Exercise goal
Output the records that follow, with every character intact.
==== Records for this exercise
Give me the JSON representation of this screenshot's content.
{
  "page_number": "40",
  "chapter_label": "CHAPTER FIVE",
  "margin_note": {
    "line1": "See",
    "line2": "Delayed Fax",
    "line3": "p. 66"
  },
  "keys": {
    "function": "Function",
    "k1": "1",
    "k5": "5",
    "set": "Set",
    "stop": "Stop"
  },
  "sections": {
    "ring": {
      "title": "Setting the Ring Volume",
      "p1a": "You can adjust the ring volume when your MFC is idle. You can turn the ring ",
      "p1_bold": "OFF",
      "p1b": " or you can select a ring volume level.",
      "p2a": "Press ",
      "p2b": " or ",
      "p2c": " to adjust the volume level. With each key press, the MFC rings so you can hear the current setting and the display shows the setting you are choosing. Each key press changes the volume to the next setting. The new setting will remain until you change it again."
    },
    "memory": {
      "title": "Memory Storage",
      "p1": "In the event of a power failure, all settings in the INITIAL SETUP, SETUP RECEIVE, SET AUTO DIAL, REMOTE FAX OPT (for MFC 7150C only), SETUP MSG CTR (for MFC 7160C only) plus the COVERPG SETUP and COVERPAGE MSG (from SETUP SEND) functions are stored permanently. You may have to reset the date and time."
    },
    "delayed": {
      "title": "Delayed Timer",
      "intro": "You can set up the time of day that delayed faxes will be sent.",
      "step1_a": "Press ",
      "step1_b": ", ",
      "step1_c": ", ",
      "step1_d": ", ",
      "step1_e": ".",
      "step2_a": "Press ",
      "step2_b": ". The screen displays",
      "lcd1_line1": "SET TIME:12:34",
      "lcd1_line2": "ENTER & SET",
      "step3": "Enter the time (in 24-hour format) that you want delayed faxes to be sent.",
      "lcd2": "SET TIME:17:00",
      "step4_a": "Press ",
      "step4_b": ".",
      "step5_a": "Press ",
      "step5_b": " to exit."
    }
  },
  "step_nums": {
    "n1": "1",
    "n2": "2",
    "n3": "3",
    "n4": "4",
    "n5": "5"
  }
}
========
Written response
Give me the JSON representation of this screenshot's content.
{
  "page_number": "40",
  "chapter_label": "CHAPTER FIVE",
  "margin_note": {
    "line1": "See",
    "line2": "Delayed Fax",
    "line3": "p. 66"
  },
  "keys": {
    "function": "Function",
    "k1": "1",
    "k5": "5",
    "set": "Set",
    "stop": "Stop"
  },
  "sections": {
    "ring": {
      "title": "Setting the Ring Volume",
      "p1a": "You can adjust the ring volume when your MFC is idle. You can turn the ring ",
      "p1_bold": "OFF",
      "p1b": " or you can select a ring volume level.",
      "p2a": "Press ",
      "p2b": " or ",
      "p2c": " to adjust the volume level. With each key press, the MFC rings so you can hear the current setting and the display shows the setting you are choosing. Each key press changes the volume to the next setting. The new setting will remain until you change it again."
    },
    "memory": {
      "title": "Memory Storage",
      "p1": "In the event of a power failure, all settings in the INITIAL SETUP, SETUP RECEIVE, SET AUTO DIAL, REMOTE FAX OPT (for MFC 7150C only), SETUP MSG CTR (for MFC 7160C only) plus the COVERPG SETUP and COVERPAGE MSG (from SETUP SEND) functions are stored permanently. You may have to reset the date and time."
    },
    "delayed": {
      "title": "Delayed Timer",
      "intro": "You can set up the time of day that delayed faxes will be sent.",
      "step1_a": "Press ",
      "step1_b": ", ",
      "step1_c": ", ",
      "step1_d": ", ",
      "step1_e": ".",
      "step2_a": "Press ",
      "step2_b": ". The screen displays",
      "lcd1_line1": "SET TIME:12:34",
      "lcd1_line2": "ENTER & SET",
      "step3": "Enter the time (in 24-hour format) that you want delayed faxes to be sent.",
      "lcd2": "SET TIME:17:00",
      "step4_a": "Press ",
      "step4_b": ".",
      "step5_a": "Press ",
      "step5_b": " to exit."
    }
  },
  "step_nums": {
    "n1": "1",
    "n2": "2",
    "n3": "3",
    "n4": "4",
    "n5": "5"
  }
}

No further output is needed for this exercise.